The most successful analysts, Naquin said, are something like the heroine of the crime novel The Girl With the Dragon Tattoo, a quirky, irreverent computer hacker who “knows how to find stuff other people don’t know exists.”
Those with master’s degrees in library science and multiple languages, especially those who grew up speaking another tongue, “make a powerful open source officer,” Naquin said.
The centre had started focusing on social media after watching the Twitter-sphere rock the Iranian regime during the Green Revolution of 2009, when thousands protested the results of the elections that put President Mahmoud Ahmadinejad back in power. “Farsi was the third-largest presence in social media blogs at the time on the web,” Naquin said.
The centre’s analysis ends up in President Barack Obama’s daily intelligence briefing in one form or another, almost every day.
After bin Laden was killed in Pakistan in May, the CIA followed Twitter to give the White House a snapshot of world public opinion.
Since tweets can’t necessarily be pegged to a geographic location, the analysts broke down reaction by language. The result: the majority of tweets in Urdu, the language of Pakistan, and in Chinese were negative. China is a close ally of Pakistan. Pakistani officials protested the raid as an affront to their nation’s sovereignty, a sore point that continues to complicate U.S.-Pakistan relations.
When the president gave his speech addressing Mideast issues a few weeks after the raid, the tweet response over the next 24 hours came in negative from Turkey, Egypt, Yemen, Algeria, the Persian Gulf and Israel, too, with Arabic and Turkish tweets charging that Obama favoured Israel, and Hebrew tweets denouncing the speech as pro-Arab.
In the next few days, major news media came to the same conclusion, as did analysis by the covert side of U.S. intelligence based on intercepts and human intelligence gathered in the region.
The centre is also in the process of comparing its social media results with the track record of polling organizations, trying to see which produces more accurate results, Naquin said.
“We do what we can to caveat that we may be getting an overrepresentation of the urban elite,” said Naquin, acknowledging that only a small slice of the population in many areas being monitored has access to computers and Internet.
But he points out that access to social media sites via cellphones is growing in regions including Africa, allowing a wider swath of the population to share views online.
Sites such as Facebook and Twitter also have become a key resource for following a fast-moving crisis such as the riots that raged across Bangkok in April and May of last year, the centre’s deputy director said.
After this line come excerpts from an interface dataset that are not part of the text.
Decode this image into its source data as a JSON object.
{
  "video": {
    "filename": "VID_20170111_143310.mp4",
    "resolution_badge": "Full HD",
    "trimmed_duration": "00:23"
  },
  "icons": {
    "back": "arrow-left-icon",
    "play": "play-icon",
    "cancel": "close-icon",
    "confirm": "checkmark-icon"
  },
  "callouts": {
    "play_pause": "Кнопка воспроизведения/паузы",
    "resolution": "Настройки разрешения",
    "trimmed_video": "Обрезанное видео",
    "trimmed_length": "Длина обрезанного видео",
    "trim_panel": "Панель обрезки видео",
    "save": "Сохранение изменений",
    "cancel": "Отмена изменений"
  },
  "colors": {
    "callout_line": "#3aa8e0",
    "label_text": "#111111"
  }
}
The Associated Press agreed not to identify him because he sometimes works undercover in foreign countries.
As director, Naquin is identified publicly by the agency although the location of the centre is kept secret to deter attacks, whether physical or electronic.
The deputy director was one of a skeleton crew of 20 U.S. government employees who kept the U.S. Embassy in Bangkok running throughout the riots as protesters surged through the streets, swarming the embassy neighbourhood and trapping U.S. diplomats and Thais alike in their homes.
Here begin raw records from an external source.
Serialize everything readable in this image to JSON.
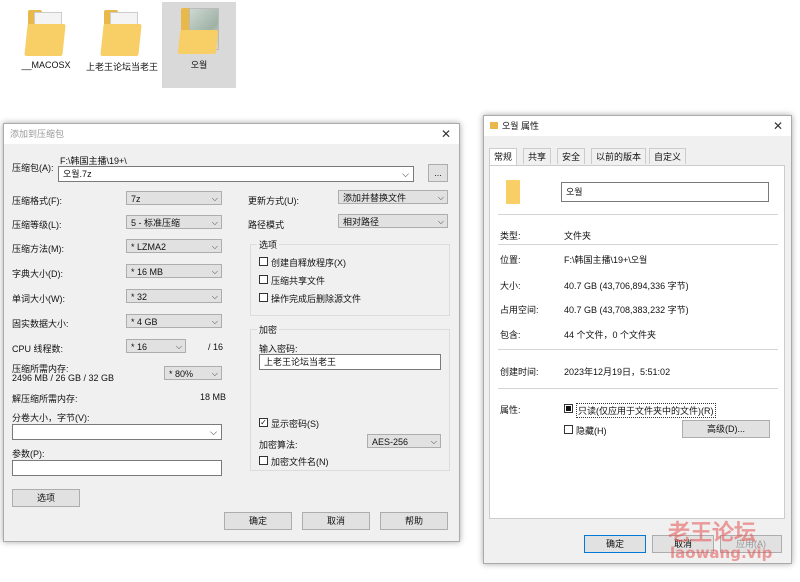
{
  "desktop": {
    "items": [
      {
        "label": "__MACOSX"
      },
      {
        "label": "上老王论坛当老王"
      },
      {
        "label": "오월"
      }
    ]
  },
  "archive_dialog": {
    "title": "添加到压缩包",
    "archive_label": "压缩包(A):",
    "archive_path": "F:\\韩国主播\\19+\\",
    "archive_name": "오월.7z",
    "browse_label": "...",
    "format_label": "压缩格式(F):",
    "format_value": "7z",
    "level_label": "压缩等级(L):",
    "level_value": "5 - 标准压缩",
    "method_label": "压缩方法(M):",
    "method_value": "* LZMA2",
    "dict_label": "字典大小(D):",
    "dict_value": "* 16 MB",
    "word_label": "单词大小(W):",
    "word_value": "* 32",
    "solid_label": "固实数据大小:",
    "solid_value": "* 4 GB",
    "cpu_label": "CPU 线程数:",
    "cpu_value": "* 16",
    "cpu_total": "/ 16",
    "mem_label": "压缩所需内存:",
    "mem_detail": "2496 MB / 26 GB / 32 GB",
    "mem_value": "* 80%",
    "decomp_label": "解压缩所需内存:",
    "decomp_value": "18 MB",
    "split_label": "分卷大小，字节(V):",
    "params_label": "参数(P):",
    "options_button": "选项",
    "update_label": "更新方式(U):",
    "update_value": "添加并替换文件",
    "path_label": "路径模式",
    "path_value": "相对路径",
    "options_group": "选项",
    "opt_sfx": "创建自释放程序(X)",
    "opt_shared": "压缩共享文件",
    "opt_delete": "操作完成后删除源文件",
    "encrypt_group": "加密",
    "password_label": "输入密码:",
    "password_value": "上老王论坛当老王",
    "show_password": "显示密码(S)",
    "enc_method_label": "加密算法:",
    "enc_method_value": "AES-256",
    "enc_names": "加密文件名(N)",
    "ok": "确定",
    "cancel": "取消",
    "help": "帮助"
  },
  "props_dialog": {
    "title": "오월 属性",
    "tabs": [
      "常规",
      "共享",
      "安全",
      "以前的版本",
      "自定义"
    ],
    "name_value": "오월",
    "type_label": "类型:",
    "type_value": "文件夹",
    "location_label": "位置:",
    "location_value": "F:\\韩国主播\\19+\\오월",
    "size_label": "大小:",
    "size_value": "40.7 GB (43,706,894,336 字节)",
    "disk_label": "占用空间:",
    "disk_value": "40.7 GB (43,708,383,232 字节)",
    "contains_label": "包含:",
    "contains_value": "44 个文件，0 个文件夹",
    "created_label": "创建时间:",
    "created_value": "2023年12月19日，5:51:02",
    "attr_label": "属性:",
    "readonly_label": "只读(仅应用于文件夹中的文件)(R)",
    "hidden_label": "隐藏(H)",
    "advanced_button": "高级(D)...",
    "ok": "确定",
    "cancel": "取消",
    "apply": "应用(A)"
  },
  "watermark": {
    "line1": "老王论坛",
    "line2": "laowang.vip"
  }
}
The army moved in, and traditional media reportage slowed to a trickle as local journalists were either trapped or cowed by government forces.
“But within an hour, it was all surging out on Twitter and Facebook,” the deputy director said. The CIA homed in on 12 to 15 users who tweeted situation reports and cellphone photos of demonstrations.
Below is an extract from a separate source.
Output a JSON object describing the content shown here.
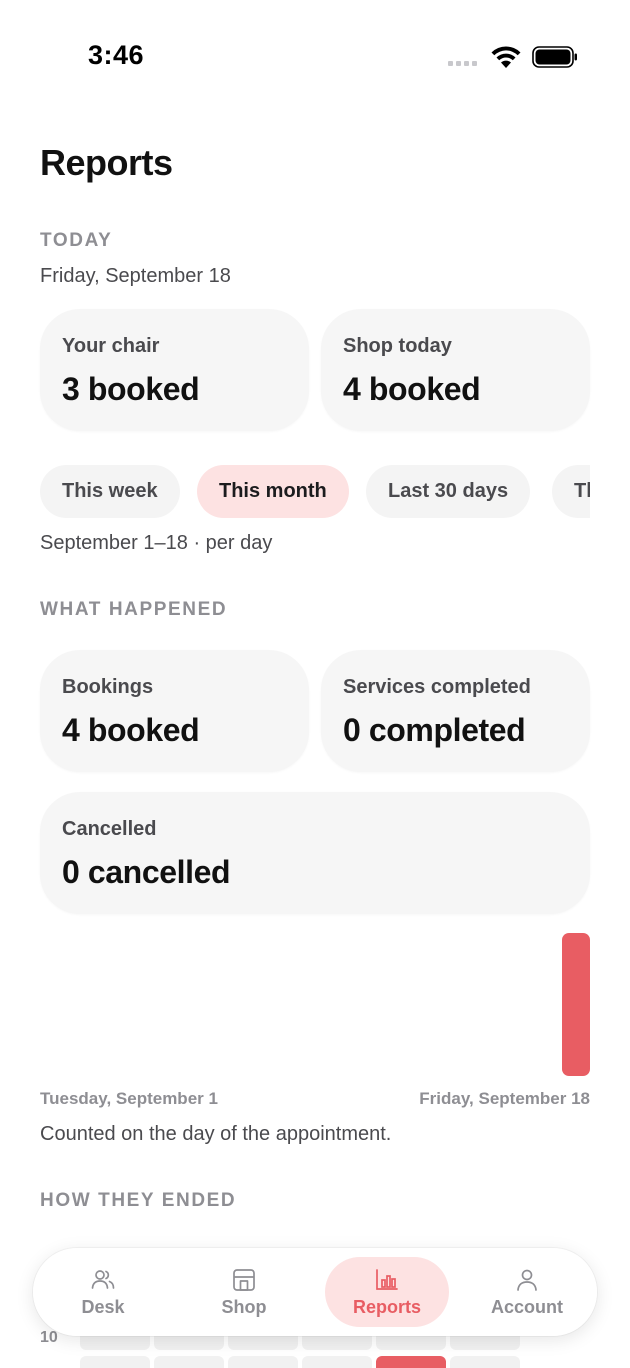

The CIA staff cross-referenced the tweeters with the limited news reports to figure out who among them was providing reliable information. Tweeters also policed themselves, pointing out when someone else had filed an inaccurate account.
“That helped us narrow down to those dozen we could count on,” the deputy director said.
Ultimately, some two-thirds of the reports coming out of the embassy and being sent back to all branches of government in Washington came from the CIA’s open source analysis throughout the crisis.
Published On Fri Nov 4 2011
Kimberly Dozier Associated Press